| POSTED BY: AMANDA SCHERKER
It takes guts (and perhaps the right proportion of talent to ego) for somebody in a well-established band to strike out on their own. It's sort of like a popular kid in a small town moving to New York City -- if you fail, every local gossip is guaranteed to point and whisper about how you should have stayed in the comfort zone of relative obscurity. But Ryan Monroe is no small town talent. Not only is his album a successful revival of rock tradition, but it is so stylistically different from his chicly moody indie-kid group, Band of Horses. It sets out to groove like the faded stars of rock 'n roll's past -- and it does, though perhaps with a little less bite.
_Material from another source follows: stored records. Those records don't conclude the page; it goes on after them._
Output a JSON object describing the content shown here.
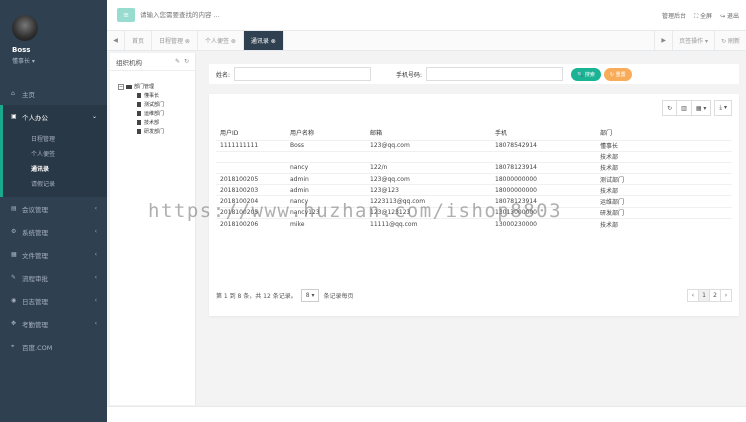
{
  "user": {
    "name": "Boss",
    "role": "懂事长 ▾"
  },
  "topbar": {
    "menu_icon": "≡",
    "search_placeholder": "请输入您需要查找的内容 ...",
    "right_items": [
      "管理后台",
      "⛶ 全屏",
      "↪ 退出"
    ]
  },
  "sidebar": {
    "items": [
      {
        "icon": "⌂",
        "label": "主页"
      },
      {
        "icon": "▣",
        "label": "个人办公"
      },
      {
        "icon": "▤",
        "label": "会议管理"
      },
      {
        "icon": "⚙",
        "label": "系统管理"
      },
      {
        "icon": "▦",
        "label": "文件管理"
      },
      {
        "icon": "✎",
        "label": "流程审批"
      },
      {
        "icon": "◉",
        "label": "日志管理"
      },
      {
        "icon": "✥",
        "label": "考勤管理"
      },
      {
        "icon": "⌖",
        "label": "百度.COM"
      }
    ],
    "sub_items": [
      "日程管理",
      "个人便签",
      "通讯录",
      "请假记录"
    ]
  },
  "tabs": {
    "items": [
      "首页",
      "日程管理 ⊗",
      "个人便签 ⊗",
      "通讯录 ⊗"
    ],
    "right_op": "页签操作 ▾",
    "right_refresh": "↻ 刷新"
  },
  "tree": {
    "title": "组织机构",
    "root": "部门管理",
    "nodes": [
      "懂事长",
      "测试部门",
      "运维部门",
      "技术部",
      "研发部门"
    ]
  },
  "search": {
    "name_label": "姓名:",
    "phone_label": "手机号码:",
    "search_btn": "🔍 搜索",
    "reset_btn": "↻ 重置"
  },
  "table": {
    "columns": [
      "用户ID",
      "用户名称",
      "邮箱",
      "手机",
      "部门"
    ],
    "rows": [
      [
        "1111111111",
        "Boss",
        "123@qq.com",
        "18078542914",
        "懂事长"
      ],
      [
        "",
        "",
        "",
        "",
        "技术部"
      ],
      [
        "",
        "nancy",
        "122/n",
        "18078123914",
        "技术部"
      ],
      [
        "2018100205",
        "admin",
        "123@qq.com",
        "18000000000",
        "测试部门"
      ],
      [
        "2018100203",
        "admin",
        "123@123",
        "18000000000",
        "技术部"
      ],
      [
        "2018100204",
        "nancy",
        "1223113@qq.com",
        "18078123914",
        "运维部门"
      ],
      [
        "2018100205",
        "nancy123",
        "123@123123",
        "13013000000",
        "研发部门"
      ],
      [
        "2018100206",
        "mike",
        "11111@qq.com",
        "13000230000",
        "技术部"
      ]
    ]
  },
  "pager": {
    "info": "第 1 到 8 条，共 12 条记录。",
    "size": "8 ▾",
    "size_suffix": "条记录每页",
    "pages": [
      "‹",
      "1",
      "2",
      "›"
    ]
  },
  "watermark": "https://www.huzhan.com/ishop8803"
}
Monroe's voice so vividly evokes another era that it's as if he's being momentarily possessed by a collective spirit of the '70s. While the album occasionally seems to lack momentum, some of the better tracks, like the vivid "On The Beach," pick up the slack. In this simultaneously sun-kissed yet mournful tune, the driving guitar licks hastens the energy and perks up the ears.
The product alone is absolutely impressive, but Monroe's painstakingly thorough process makes it that much more so. He played every instrument, and every part, of the album. Suddenly, it makes a lot of sense that he decided to try his hand at being his own band: the album ultimately reads as a talent show of his range as well as his ability to conjure a vision and tone so different from what his fans expect from him. I have a feeling Monroe won't be packing up to go home anytime soon.
Watch a short documentary on the making of the album: